JOHN McCHESNEY: The heat that will be generated in this rebuttal section will come from two witnesses. One of them is being called by the government; his name is Gary Norris. He represents IBM. IBM is the first computer maker to come forward in this trial to testify against Microsoft. It's interesting that it's happening in the rebuttal phase and not in the central part of the trial. I'm not sure why that happened. I'm not sure why IBM decided to come forward -- perhaps because it saw, as you said, that things seemed to be going against Microsoft so it's a little safer to come out and speak its piece now without fear of retaliation from Microsoft, which some computers makers have said they do fear.
PHIL PONCE: And on the Microsoft side, once Microsoft gets its chance for a rebuttal, what is Microsoft expected to argue?
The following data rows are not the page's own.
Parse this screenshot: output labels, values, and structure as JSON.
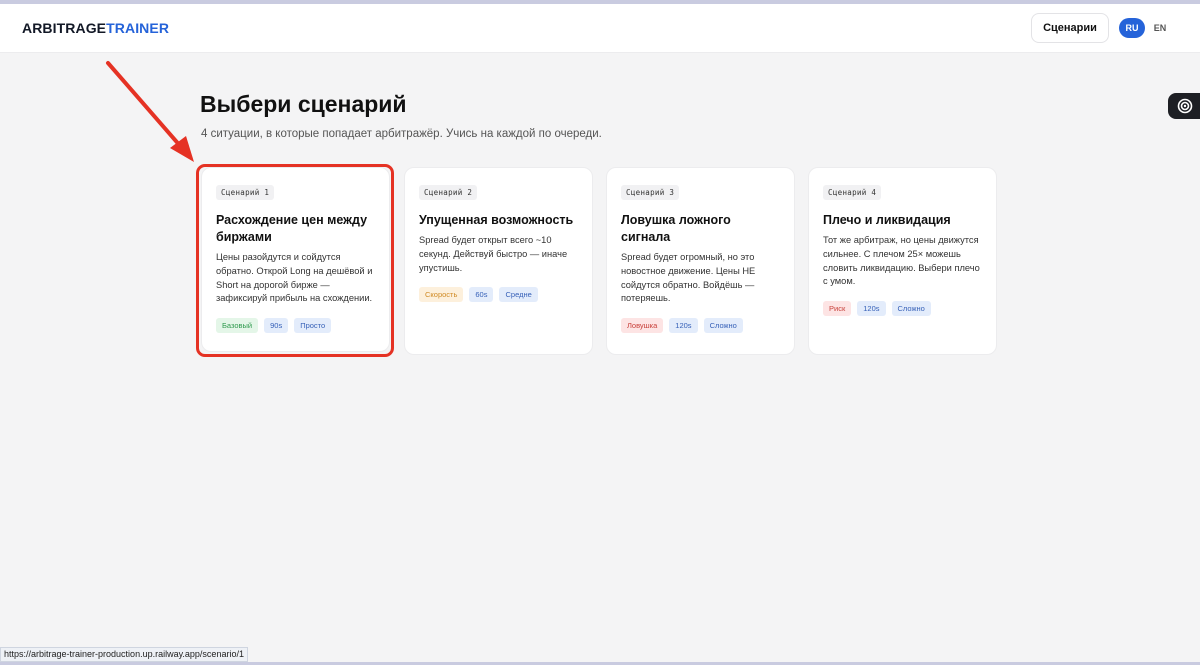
{
  "header": {
    "logo_part1": "ARBITRAGE",
    "logo_part2": "TRAINER",
    "nav_button": "Сценарии",
    "lang_ru": "RU",
    "lang_en": "EN"
  },
  "page": {
    "title": "Выбери сценарий",
    "subtitle": "4 ситуации, в которые попадает арбитражёр. Учись на каждой по очереди."
  },
  "cards": [
    {
      "tag": "Сценарий 1",
      "title": "Расхождение цен между биржами",
      "description": "Цены разойдутся и сойдутся обратно. Открой Long на дешёвой и Short на дорогой бирже — зафиксируй прибыль на схождении.",
      "badges": [
        "Базовый",
        "90s",
        "Просто"
      ]
    },
    {
      "tag": "Сценарий 2",
      "title": "Упущенная возможность",
      "description": "Spread будет открыт всего ~10 секунд. Действуй быстро — иначе упустишь.",
      "badges": [
        "Скорость",
        "60s",
        "Средне"
      ]
    },
    {
      "tag": "Сценарий 3",
      "title": "Ловушка ложного сигнала",
      "description": "Spread будет огромный, но это новостное движение. Цены НЕ сойдутся обратно. Войдёшь — потеряешь.",
      "badges": [
        "Ловушка",
        "120s",
        "Сложно"
      ]
    },
    {
      "tag": "Сценарий 4",
      "title": "Плечо и ликвидация",
      "description": "Тот же арбитраж, но цены движутся сильнее. С плечом 25× можешь словить ликвидацию. Выбери плечо с умом.",
      "badges": [
        "Риск",
        "120s",
        "Сложно"
      ]
    }
  ],
  "status_bar": {
    "url": "https://arbitrage-trainer-production.up.railway.app/scenario/1"
  },
  "colors": {
    "accent": "#2563d9",
    "highlight": "#e53224"
  },
  "icons": {
    "side_widget": "target-icon",
    "annotation": "red-arrow-icon"
  }
}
JOHN McCHESNEY: Well, Microsoft is going to make a big deal out of the deal - that is, the deal between AOL and Netscape. Now, AOL during the trial in December purchased Netscape for $10 billion in stock and cash.
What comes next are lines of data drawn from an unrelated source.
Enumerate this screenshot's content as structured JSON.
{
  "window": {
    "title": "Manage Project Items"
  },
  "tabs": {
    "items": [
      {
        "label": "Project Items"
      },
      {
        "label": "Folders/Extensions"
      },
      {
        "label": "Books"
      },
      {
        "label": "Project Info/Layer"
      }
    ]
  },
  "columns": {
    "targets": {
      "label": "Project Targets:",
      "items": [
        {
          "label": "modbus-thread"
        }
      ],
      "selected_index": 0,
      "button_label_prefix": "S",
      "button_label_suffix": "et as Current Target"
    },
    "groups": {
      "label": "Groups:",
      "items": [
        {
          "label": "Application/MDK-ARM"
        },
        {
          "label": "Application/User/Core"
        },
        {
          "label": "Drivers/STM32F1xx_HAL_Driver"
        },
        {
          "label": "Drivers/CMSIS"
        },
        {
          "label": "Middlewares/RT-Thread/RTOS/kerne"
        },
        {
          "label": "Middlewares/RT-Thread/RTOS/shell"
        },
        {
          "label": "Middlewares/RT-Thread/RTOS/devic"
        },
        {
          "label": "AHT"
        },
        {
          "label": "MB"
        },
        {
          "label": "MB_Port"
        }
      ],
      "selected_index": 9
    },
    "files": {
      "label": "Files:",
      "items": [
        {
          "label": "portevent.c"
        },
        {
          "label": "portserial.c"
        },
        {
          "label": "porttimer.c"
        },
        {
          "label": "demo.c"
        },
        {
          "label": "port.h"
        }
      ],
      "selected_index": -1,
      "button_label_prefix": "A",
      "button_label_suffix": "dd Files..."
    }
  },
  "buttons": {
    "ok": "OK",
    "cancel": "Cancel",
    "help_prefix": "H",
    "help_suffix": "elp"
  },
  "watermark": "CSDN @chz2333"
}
PHIL PONCE: Again, AOL is the leading -
JOHN McCHESNEY: America Online, the leading Internet service provider and online service.
PHIL PONCE: It's a private company, you pay and they get you on the Internet.
JOHN McCHESNEY: You pay 21 bucks a month now, I think, and you can stay within the AOL contained world, very nice place, or go out on the Internet -- 16 million subscribers now, I think.
PHIL PONCE: That's important -- the AOL/Netscape deal is relevant to this case why?
JOHN McCHESNEY: Microsoft said it's changed the whole competitive landscape on the Internet; that AOL has picked up the Netscape browser. Not only that, they've picked up what's called the Net Center Portal that Netscape has, which is one of these big Internet sites -- and if you don't change your default home page on your Internet browser, you go straight to that Netscape Net Center and there's a lot of advertising there and a lot of content. Microsoft says that deal changed everything, that the whole case against them has been made moot by that deal. It's a tricky proposition because there are other things that have gone on in the meantime, too. Microsoft invested $5 billion in AT&T to get on board with this broad band connection to the Internet that AT&T is going to provide through cable television. I suppose people could come back and argue, my goodness, this changed the market as much as the AOL/Netscape deal.
PHIL PONCE: And the point of Microsoft's argument just to clarify is what -- that competition is continuing, not withstanding anything that Microsoft may or may not have done? Is that the argument they're making?
JOHN McCHESNEY: The argument is that, if you go back to the fundamentals, and in fact they don't have a monopoly because anybody can challenge them quite easily if they have enough money and talent. That's all it takes, Microsoft says, to break in and challenge them. They point to the B operating system, the small operating system being developed - or has been developed in California, Lenox, the open source operating system that you're hearing more about. They're pointing to these, saying these --
PHIL PONCE: Other developments out there that could conceivably challenge Microsoft.
JOHN McCHESNEY: They could challenge Windows. Now, the problem with that is now they don't even show in the chart in terms of market share. Microsoft's Windows is the ruling -- the ruling operating system. And there's no -- very few people will tell you that in the foreseeable future that is going to be seriously challenged by anyone.
PHIL PONCE: And in the foreseeable future, there's no indication this is looking to be wrapped up quickly either, is that -
JOHN McCHESNEY: Not at all. The way it's going to be wrapped up is we have this rebuttal phase they say will be over by the Fourth of July. I don't believe it. I haven't believed any of this schedule so far, and we've been right. Then we have findings of fact. This is an argument by both sides, the judge makes his finding of fact and findings of law, closing arguments, et cetera, et cetera. Then the judge goes away and decides and then we have a penalty phase and it just goes on and on.
PHIL PONCE: Well, we'll have to have you back. Thank you, John.
JOHN McCHESNEY: Thank you.